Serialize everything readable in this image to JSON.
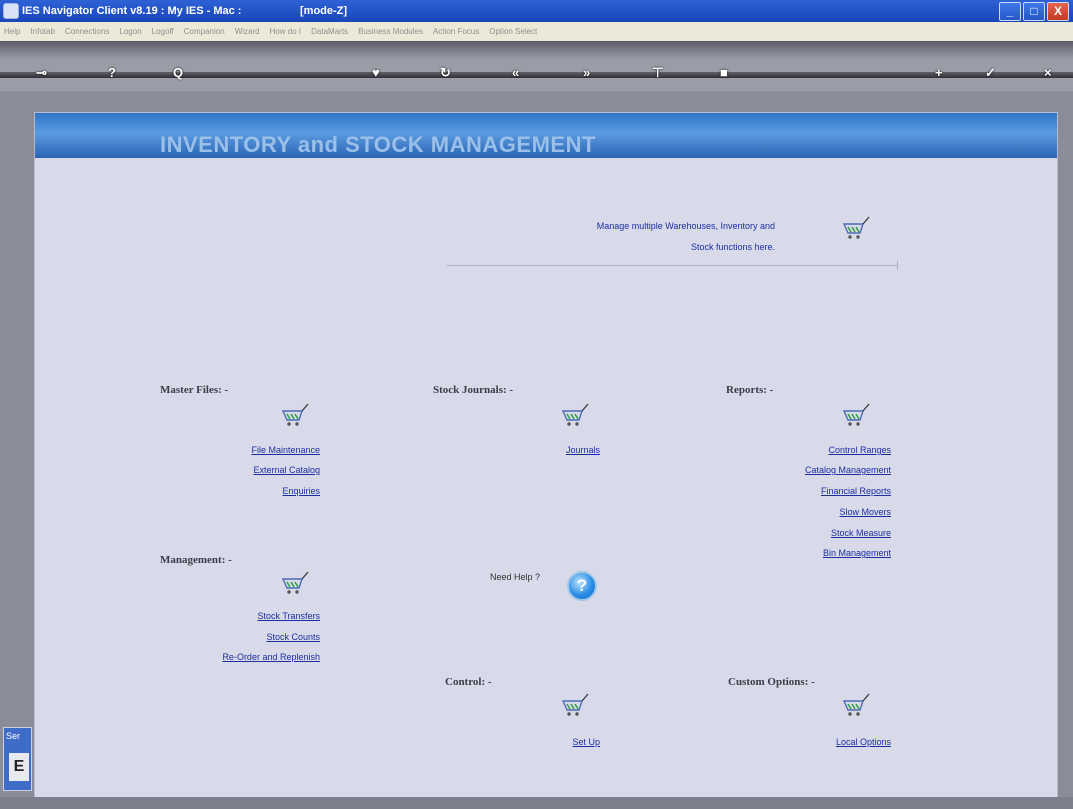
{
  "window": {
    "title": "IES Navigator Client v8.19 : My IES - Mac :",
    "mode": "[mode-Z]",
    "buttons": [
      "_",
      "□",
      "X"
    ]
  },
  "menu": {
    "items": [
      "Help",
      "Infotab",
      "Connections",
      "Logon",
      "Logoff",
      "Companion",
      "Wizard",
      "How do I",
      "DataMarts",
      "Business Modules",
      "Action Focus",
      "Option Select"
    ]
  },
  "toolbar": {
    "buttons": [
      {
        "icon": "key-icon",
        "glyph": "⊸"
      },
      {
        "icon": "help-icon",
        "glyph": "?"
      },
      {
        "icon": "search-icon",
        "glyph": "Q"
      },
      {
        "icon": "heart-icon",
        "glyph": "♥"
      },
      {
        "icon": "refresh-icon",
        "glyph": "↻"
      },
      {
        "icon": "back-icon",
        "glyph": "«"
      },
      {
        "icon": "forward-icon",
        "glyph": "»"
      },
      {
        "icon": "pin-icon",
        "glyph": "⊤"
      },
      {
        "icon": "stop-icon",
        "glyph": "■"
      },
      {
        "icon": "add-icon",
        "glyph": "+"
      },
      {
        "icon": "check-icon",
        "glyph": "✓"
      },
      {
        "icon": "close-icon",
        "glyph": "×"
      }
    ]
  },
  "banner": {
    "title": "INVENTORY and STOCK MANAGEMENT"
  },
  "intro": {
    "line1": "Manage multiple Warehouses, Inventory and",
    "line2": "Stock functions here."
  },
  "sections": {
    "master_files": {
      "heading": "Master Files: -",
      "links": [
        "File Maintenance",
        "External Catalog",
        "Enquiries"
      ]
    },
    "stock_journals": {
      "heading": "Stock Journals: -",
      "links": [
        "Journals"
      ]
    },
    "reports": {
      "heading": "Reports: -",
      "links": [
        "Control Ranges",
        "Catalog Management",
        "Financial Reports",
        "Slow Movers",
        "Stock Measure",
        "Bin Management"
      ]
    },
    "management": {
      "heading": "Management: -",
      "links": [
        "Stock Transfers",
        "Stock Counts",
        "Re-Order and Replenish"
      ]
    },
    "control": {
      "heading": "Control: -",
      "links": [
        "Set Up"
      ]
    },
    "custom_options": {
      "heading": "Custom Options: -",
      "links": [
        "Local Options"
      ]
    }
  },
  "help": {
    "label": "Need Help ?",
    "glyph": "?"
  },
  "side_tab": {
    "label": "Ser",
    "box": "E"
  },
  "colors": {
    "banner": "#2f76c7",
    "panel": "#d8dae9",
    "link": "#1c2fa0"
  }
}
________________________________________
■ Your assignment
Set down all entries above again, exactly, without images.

■ Answer box
Serialize everything readable in this image to JSON.
{
  "window": {
    "title": "IES Navigator Client v8.19 : My IES - Mac :",
    "mode": "[mode-Z]",
    "buttons": [
      "_",
      "□",
      "X"
    ]
  },
  "menu": {
    "items": [
      "Help",
      "Infotab",
      "Connections",
      "Logon",
      "Logoff",
      "Companion",
      "Wizard",
      "How do I",
      "DataMarts",
      "Business Modules",
      "Action Focus",
      "Option Select"
    ]
  },
  "toolbar": {
    "buttons": [
      {
        "icon": "key-icon",
        "glyph": "⊸"
      },
      {
        "icon": "help-icon",
        "glyph": "?"
      },
      {
        "icon": "search-icon",
        "glyph": "Q"
      },
      {
        "icon": "heart-icon",
        "glyph": "♥"
      },
      {
        "icon": "refresh-icon",
        "glyph": "↻"
      },
      {
        "icon": "back-icon",
        "glyph": "«"
      },
      {
        "icon": "forward-icon",
        "glyph": "»"
      },
      {
        "icon": "pin-icon",
        "glyph": "⊤"
      },
      {
        "icon": "stop-icon",
        "glyph": "■"
      },
      {
        "icon": "add-icon",
        "glyph": "+"
      },
      {
        "icon": "check-icon",
        "glyph": "✓"
      },
      {
        "icon": "close-icon",
        "glyph": "×"
      }
    ]
  },
  "banner": {
    "title": "INVENTORY and STOCK MANAGEMENT"
  },
  "intro": {
    "line1": "Manage multiple Warehouses, Inventory and",
    "line2": "Stock functions here."
  },
  "sections": {
    "master_files": {
      "heading": "Master Files: -",
      "links": [
        "File Maintenance",
        "External Catalog",
        "Enquiries"
      ]
    },
    "stock_journals": {
      "heading": "Stock Journals: -",
      "links": [
        "Journals"
      ]
    },
    "reports": {
      "heading": "Reports: -",
      "links": [
        "Control Ranges",
        "Catalog Management",
        "Financial Reports",
        "Slow Movers",
        "Stock Measure",
        "Bin Management"
      ]
    },
    "management": {
      "heading": "Management: -",
      "links": [
        "Stock Transfers",
        "Stock Counts",
        "Re-Order and Replenish"
      ]
    },
    "control": {
      "heading": "Control: -",
      "links": [
        "Set Up"
      ]
    },
    "custom_options": {
      "heading": "Custom Options: -",
      "links": [
        "Local Options"
      ]
    }
  },
  "help": {
    "label": "Need Help ?",
    "glyph": "?"
  },
  "side_tab": {
    "label": "Ser",
    "box": "E"
  },
  "colors": {
    "banner": "#2f76c7",
    "panel": "#d8dae9",
    "link": "#1c2fa0"
  }
}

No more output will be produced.